The new United States of America

Photo by Louis Vest

On June 1, 2017, a watershed event unfolded in our nation’s capital that will catapult our country into a new era of power and prestige. That event was the president’s announcement that the United States would withdraw from the Paris Accord, an agreement reached among almost all nations in the world, after many years of negotiation, to combat the effects of climate change. With this, the United States joined the only two nations, Syria and Nicaragua, that had not signed on to the protocols.

In abdicating a major responsibility, the president unwittingly took a momentous step toward returning America to the assemblage of states it was meant to be. Our states were reborn. The 10th Amendment to the Constitution saw the light of day for the first time in years: “The powers not delegated to the United States by the Constitution, nor prohibited by it to the States, are reserved to the States respectively, or to the people.” The immediate reaction from the states was strong opposition to Washington’s move. Led by California Gov. Jerry Brown, followed by the governors of New York, Washington, and Connecticut and by leaders of as many as 68 cities, the United States of America again became individual but joined states.

An alliance of states was announced to follow the Paris agreement’s terms and it became clear that the states had begun to reassert themselves. California has reached an accord with Quebec. The Canadian government is in talks with Texas, Florida, and other states. They are ready to take on responsibilities abandoned many years ago. Although Canada’s environment minister may not be familiar with the Tenth Amendment, her statement is, nevertheless, very supportive of it: “I think it’s disappointing that the United States’ administration has not stepped up,” said Catherine McKenna, referring to the president’s decision on the climate pact, “but the United States is bigger than the administration.”

A paradigm shift has occurred. Funds have been pledged to the U. N. Framework Convention on Climate Change. Former New York City Mayor Michael Bloomberg, through his Bloomberg Philanthropies, pledged $15 million to shoulder the United States’ share of the U.N.’s operating costs, business leaders Bob Iger of Disney, futurist-business leader Elon Musk of Tesla, and major corporations like IBM and Google, have come forward with pledges of assistance to various entities. This is how the founders of the country envisioned us. Climate change will meet the American people, who are able adversaries.

The American spirit has been revived across the county. We are witnessing a new response to the exhortation of John F. Kennedy: “And so, my fellow Americans, ask not what your country can do for you. Ask what you can do for your country.” Patriots have made it clear by their actions that Washington was speaking for only a relative few.

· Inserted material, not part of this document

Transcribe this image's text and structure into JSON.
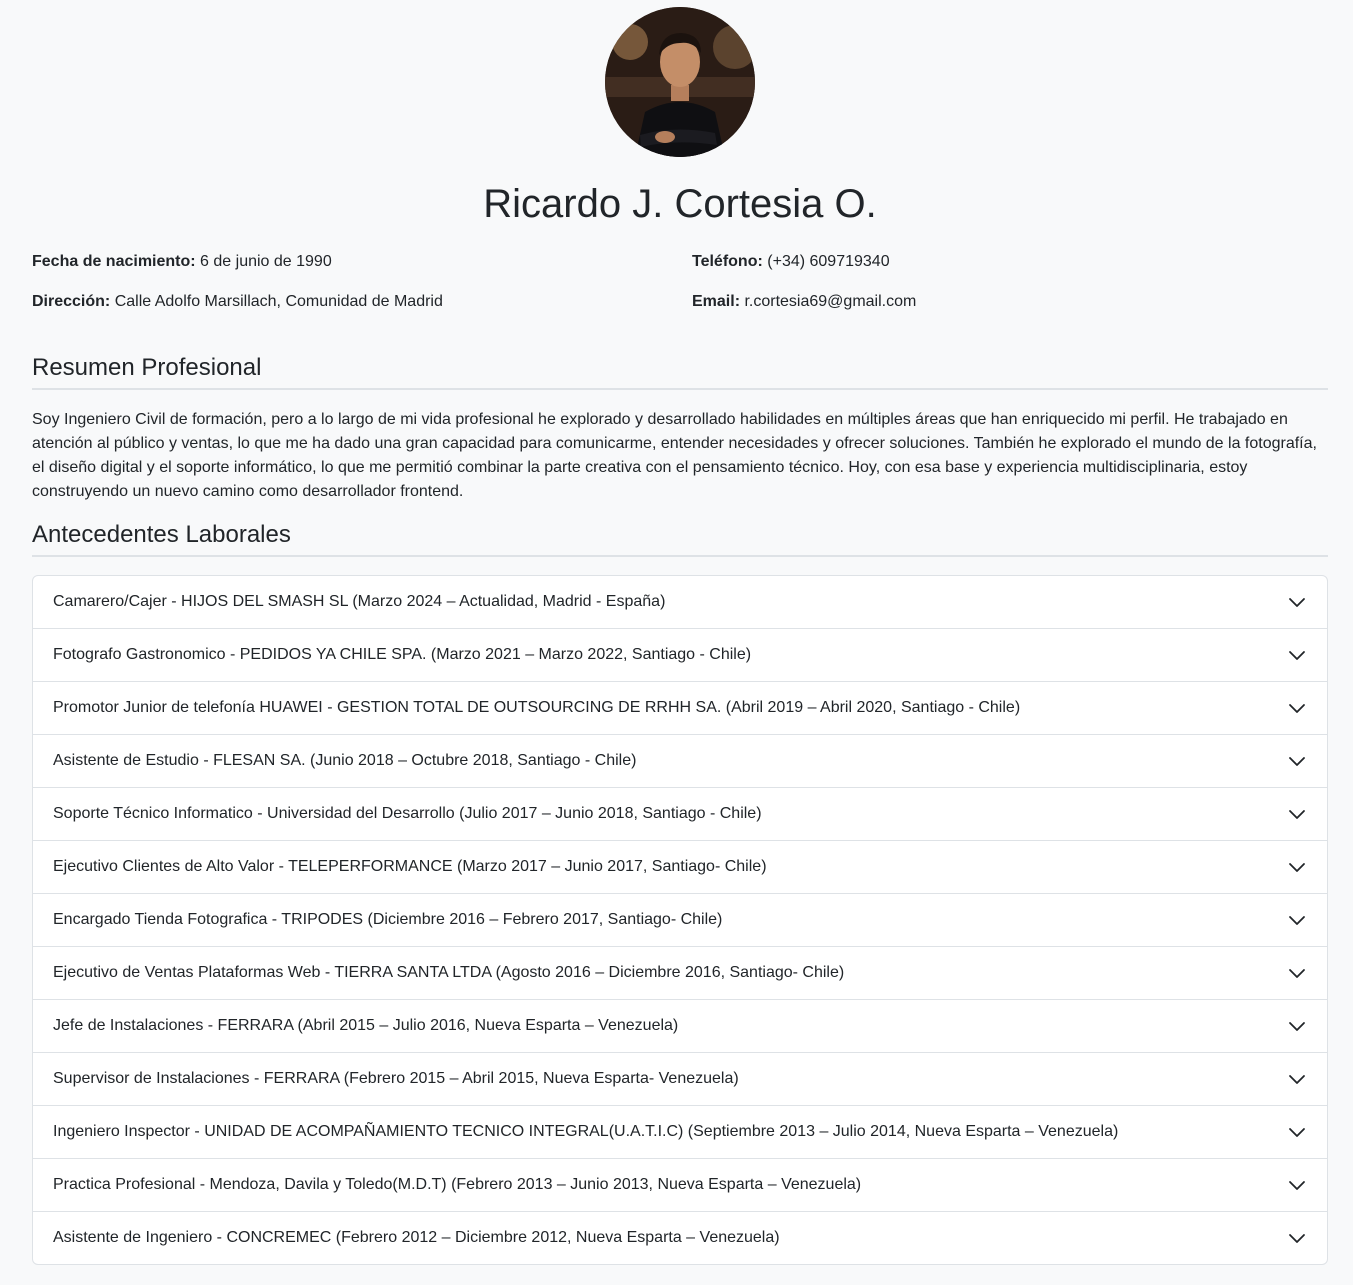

Texans can be proud that our leaders in business and government have made their voices heard. Irving-based Exxon-Mobil had provided encouraging words regarding the Paris Accord even prior to June 1, when, according to, a top official wrote the White House: “The United States is well positioned to compete within the framework of the Paris agreement.” Secretary of State and former Exxon-Mobil CEO Rex Tillerson urged the administration to remain in the Paris Accord. The mayors of Houston, Dallas, San Antonio, Austin, and Fort Worth, and both candidates in the El Paso mayor’s race have indicated they will follow the protocols on climate change. Local leaders of at least one-third of Texans have made their intentions known to remain on board.

Statewide political leaders have refrained from voicing support of the protocols. It remains to be seen whether Texas will be a part of any alliance of states.

What is clear is that businesses and individuals in Texas will continue to be engaged in measures to protect our world, and the world of our children and grandchildren.

Robert B. Todd